30 August 2019, 16:01
The Education Secretary has pledged support for every school in the UK in teaching relationship education.
Education Secretary Gavin Williamson has said every school in the UK will get specialist support on teaching relationship education when pupils return to the classroom in September.
He stated that headteachers should be "able to teach about Britain as it is today."
Mr Williamson also argued that the Government has "set out quite clearly" the law and what is expected in teaching relationship education.
His comments come after high-profile anti-LGBT protests outside primary schools when it was announced that relationship education would become mandatory in all schools in 2020.
Demonstrators clashed outside primary schools across the UK.
In June Sarah Hewitt-Clarkson, headteacher of Anderton Park Primary School in Birmingham, called for Gavin Williamson's predecessor Damian Hinds to visit her school and discuss current policy on relationships and LGBT education in schools after weeks of protests at her school gates.
She said she had been subject to weeks of abuse during these protests.
Speaking at the time, she said, "The importance of this goes beyond Anderton Park, it goes beyond protests on my pavements, it's a British law issue."
Mr Williamson has stated that "we shouldn't be seeing protests outside any schools", but that he has no plans to go to the school to discuss the policy.
In July, the Government announced that the programme, in which schools teach pupils about diversity and difference in modern society, would be going ahead and will begin in September.
The Department of Education programme encourages schools to start teaching the new curriculum on relationships and education this year before the compulsory roll out next year.
It comprises of relationships education for primary school children and relationships and sex educations for secondary school pupils.
The controversial decision has come under criticism from protestors who claim that the content is not "age appropriate" and is "overemphasising the gay ethos".
But LGBT campaigners that these protests are "homophobic."
Mr Williamson stated that, "The purpose of it is we wanted to make sure every single school is able to teach about Britain as it is today - but also have the flexibility to ensure that it has an understanding of the communities which it operates in."

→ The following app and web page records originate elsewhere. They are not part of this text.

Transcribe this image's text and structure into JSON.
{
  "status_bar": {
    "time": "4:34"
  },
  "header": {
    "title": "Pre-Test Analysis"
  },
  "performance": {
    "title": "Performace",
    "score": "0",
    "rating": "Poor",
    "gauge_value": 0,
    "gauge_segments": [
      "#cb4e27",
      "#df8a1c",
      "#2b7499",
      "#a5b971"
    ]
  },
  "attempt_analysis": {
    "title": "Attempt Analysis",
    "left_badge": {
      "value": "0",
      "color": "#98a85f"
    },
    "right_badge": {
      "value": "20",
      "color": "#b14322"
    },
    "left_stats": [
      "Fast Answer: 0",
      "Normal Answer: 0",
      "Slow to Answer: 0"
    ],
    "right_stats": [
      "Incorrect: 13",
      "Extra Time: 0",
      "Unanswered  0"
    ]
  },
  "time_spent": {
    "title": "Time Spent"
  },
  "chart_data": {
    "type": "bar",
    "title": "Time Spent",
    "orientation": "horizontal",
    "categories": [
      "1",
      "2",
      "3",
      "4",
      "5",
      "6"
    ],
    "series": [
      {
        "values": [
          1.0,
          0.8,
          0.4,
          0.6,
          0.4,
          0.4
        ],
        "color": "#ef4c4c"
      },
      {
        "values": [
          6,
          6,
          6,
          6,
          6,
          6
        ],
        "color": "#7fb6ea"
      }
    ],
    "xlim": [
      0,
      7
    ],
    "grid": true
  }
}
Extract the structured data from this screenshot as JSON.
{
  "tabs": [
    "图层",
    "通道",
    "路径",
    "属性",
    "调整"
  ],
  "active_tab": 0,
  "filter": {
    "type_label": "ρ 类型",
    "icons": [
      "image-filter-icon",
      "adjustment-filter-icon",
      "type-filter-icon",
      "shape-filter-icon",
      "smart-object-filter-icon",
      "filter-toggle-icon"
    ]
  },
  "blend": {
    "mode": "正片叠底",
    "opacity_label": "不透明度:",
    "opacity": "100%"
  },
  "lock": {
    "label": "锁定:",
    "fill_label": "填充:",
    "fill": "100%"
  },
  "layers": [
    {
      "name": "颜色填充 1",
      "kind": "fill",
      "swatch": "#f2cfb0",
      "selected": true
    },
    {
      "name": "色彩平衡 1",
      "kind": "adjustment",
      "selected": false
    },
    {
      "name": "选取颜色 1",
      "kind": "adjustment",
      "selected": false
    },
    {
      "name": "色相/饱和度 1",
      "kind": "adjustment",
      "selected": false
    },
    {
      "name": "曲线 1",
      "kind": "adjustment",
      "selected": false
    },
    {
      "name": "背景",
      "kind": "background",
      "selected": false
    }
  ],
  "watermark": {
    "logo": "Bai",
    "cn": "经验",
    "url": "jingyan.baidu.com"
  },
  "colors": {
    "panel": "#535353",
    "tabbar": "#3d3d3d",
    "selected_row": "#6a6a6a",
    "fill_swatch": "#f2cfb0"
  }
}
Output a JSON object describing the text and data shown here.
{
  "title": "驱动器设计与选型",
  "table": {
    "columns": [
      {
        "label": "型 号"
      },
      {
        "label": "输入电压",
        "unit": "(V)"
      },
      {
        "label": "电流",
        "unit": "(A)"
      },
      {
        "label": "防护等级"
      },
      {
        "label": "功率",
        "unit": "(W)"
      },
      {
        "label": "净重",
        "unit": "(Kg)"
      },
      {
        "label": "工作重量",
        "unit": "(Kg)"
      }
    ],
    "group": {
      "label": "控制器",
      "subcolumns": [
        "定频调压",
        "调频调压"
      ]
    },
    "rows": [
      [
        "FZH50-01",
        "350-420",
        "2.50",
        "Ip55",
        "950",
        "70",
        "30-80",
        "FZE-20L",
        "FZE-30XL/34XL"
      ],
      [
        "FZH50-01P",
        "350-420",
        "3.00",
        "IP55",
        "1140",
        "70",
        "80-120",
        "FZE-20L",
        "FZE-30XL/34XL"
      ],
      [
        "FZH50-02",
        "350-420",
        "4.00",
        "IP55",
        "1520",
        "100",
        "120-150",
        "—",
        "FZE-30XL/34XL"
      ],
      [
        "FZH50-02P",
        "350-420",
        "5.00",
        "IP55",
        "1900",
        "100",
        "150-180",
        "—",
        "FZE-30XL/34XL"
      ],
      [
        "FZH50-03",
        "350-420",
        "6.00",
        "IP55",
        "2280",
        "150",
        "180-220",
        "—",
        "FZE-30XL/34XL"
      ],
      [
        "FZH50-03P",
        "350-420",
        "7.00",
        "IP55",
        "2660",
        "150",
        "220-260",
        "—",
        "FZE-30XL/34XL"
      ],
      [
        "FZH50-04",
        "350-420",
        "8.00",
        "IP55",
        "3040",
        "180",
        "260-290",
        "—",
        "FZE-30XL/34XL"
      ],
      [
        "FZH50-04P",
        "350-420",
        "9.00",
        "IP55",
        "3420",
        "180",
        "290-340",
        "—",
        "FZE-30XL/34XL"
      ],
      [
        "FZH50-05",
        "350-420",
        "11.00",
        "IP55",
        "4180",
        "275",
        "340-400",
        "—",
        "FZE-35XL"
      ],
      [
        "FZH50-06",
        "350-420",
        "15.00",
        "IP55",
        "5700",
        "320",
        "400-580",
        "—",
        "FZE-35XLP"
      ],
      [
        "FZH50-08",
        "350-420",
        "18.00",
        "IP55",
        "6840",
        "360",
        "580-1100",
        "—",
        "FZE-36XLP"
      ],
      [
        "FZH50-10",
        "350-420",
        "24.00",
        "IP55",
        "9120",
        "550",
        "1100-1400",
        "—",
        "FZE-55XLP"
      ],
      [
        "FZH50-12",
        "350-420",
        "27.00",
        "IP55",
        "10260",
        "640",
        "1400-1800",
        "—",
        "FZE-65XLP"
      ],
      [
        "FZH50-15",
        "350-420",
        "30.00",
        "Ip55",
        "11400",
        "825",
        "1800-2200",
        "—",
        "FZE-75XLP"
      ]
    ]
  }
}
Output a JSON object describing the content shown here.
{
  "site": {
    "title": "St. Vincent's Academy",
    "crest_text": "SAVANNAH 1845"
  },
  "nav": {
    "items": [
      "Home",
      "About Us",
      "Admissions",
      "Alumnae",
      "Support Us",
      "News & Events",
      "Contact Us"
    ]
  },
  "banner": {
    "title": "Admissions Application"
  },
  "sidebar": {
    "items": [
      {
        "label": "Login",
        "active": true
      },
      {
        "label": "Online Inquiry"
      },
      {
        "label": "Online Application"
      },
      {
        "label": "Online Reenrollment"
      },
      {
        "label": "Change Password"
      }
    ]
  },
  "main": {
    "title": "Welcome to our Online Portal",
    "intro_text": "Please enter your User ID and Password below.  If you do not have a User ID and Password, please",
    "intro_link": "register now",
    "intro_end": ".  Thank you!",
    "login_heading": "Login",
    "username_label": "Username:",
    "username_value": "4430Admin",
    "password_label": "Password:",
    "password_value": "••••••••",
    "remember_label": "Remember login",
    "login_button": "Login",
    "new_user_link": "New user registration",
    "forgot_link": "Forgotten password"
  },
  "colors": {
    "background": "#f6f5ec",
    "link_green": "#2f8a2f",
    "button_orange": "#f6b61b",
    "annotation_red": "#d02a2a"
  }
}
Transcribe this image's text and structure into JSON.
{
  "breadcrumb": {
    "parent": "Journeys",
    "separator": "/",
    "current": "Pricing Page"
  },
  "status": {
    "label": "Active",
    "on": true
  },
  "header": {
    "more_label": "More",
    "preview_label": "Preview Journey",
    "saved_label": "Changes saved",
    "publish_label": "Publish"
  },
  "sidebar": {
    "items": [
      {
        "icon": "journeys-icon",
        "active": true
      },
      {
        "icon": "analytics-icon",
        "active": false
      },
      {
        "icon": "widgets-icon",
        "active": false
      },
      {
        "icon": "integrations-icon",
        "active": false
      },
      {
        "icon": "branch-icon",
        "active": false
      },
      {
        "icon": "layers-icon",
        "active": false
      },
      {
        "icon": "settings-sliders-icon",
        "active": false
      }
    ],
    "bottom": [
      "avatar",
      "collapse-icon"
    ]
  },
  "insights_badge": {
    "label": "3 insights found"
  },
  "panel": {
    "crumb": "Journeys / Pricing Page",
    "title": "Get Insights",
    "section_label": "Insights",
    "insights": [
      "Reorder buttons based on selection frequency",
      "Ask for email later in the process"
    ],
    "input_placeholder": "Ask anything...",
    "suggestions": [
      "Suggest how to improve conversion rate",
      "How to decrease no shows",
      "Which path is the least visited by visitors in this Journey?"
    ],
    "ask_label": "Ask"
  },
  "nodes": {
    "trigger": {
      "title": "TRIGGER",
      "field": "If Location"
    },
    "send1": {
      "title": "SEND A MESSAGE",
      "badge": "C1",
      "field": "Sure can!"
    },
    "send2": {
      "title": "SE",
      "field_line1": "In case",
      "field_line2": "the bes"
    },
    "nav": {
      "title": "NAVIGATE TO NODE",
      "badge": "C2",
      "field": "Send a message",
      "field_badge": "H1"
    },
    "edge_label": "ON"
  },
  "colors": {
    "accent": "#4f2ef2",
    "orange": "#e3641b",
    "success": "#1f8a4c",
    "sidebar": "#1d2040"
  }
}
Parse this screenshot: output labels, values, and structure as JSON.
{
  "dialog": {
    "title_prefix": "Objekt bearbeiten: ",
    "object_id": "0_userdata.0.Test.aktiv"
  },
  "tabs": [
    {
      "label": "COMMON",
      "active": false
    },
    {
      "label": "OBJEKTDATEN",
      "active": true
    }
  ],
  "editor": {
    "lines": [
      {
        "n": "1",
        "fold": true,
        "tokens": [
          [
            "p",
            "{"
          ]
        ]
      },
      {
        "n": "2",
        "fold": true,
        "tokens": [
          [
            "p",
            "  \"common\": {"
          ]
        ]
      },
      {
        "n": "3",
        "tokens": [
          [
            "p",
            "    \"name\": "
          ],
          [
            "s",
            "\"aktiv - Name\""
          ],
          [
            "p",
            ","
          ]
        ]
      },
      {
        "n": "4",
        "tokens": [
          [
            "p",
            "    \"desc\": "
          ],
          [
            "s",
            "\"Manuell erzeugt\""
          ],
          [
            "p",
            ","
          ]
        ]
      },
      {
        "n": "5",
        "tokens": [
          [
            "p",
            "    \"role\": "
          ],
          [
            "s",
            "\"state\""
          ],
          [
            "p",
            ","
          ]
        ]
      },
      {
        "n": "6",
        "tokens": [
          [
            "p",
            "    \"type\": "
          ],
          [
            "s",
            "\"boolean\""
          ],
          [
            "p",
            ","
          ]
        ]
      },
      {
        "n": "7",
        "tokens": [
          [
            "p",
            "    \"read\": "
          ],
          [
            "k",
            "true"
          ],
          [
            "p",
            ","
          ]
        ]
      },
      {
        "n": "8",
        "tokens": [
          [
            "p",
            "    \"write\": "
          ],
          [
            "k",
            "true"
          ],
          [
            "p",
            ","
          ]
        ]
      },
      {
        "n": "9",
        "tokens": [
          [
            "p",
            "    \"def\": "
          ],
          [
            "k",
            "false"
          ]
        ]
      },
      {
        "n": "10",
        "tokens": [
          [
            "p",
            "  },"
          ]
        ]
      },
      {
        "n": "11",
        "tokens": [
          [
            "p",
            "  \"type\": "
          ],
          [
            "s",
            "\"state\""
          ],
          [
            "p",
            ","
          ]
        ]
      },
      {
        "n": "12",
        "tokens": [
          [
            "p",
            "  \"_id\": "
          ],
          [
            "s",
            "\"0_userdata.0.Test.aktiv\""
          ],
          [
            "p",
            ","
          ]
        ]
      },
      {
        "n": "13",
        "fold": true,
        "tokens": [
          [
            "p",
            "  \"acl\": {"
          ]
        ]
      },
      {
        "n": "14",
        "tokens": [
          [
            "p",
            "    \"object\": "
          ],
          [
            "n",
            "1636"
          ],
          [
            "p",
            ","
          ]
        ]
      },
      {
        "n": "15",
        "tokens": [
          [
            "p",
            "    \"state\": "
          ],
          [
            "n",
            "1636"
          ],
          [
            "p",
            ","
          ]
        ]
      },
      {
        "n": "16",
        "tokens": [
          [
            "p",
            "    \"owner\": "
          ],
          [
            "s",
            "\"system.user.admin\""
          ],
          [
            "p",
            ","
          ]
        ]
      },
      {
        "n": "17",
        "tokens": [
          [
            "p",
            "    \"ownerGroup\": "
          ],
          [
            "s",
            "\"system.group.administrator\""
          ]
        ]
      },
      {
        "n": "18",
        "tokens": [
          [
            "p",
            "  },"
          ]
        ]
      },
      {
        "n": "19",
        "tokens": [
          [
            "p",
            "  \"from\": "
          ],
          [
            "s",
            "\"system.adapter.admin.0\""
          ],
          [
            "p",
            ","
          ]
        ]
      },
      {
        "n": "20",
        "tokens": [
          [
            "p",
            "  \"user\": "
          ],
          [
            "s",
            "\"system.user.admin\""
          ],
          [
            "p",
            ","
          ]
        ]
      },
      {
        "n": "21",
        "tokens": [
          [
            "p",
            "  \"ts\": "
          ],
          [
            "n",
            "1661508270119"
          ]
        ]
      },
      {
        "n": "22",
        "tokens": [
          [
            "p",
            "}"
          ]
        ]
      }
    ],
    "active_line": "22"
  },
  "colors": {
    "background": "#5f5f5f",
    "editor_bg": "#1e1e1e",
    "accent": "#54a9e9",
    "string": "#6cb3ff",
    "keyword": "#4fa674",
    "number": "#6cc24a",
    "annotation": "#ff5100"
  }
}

"We've set out quite clearly in terms of legislation and in terms of delivery of sex and relationship education and that's there for all schools to deliver and will be rolled out over the coming year."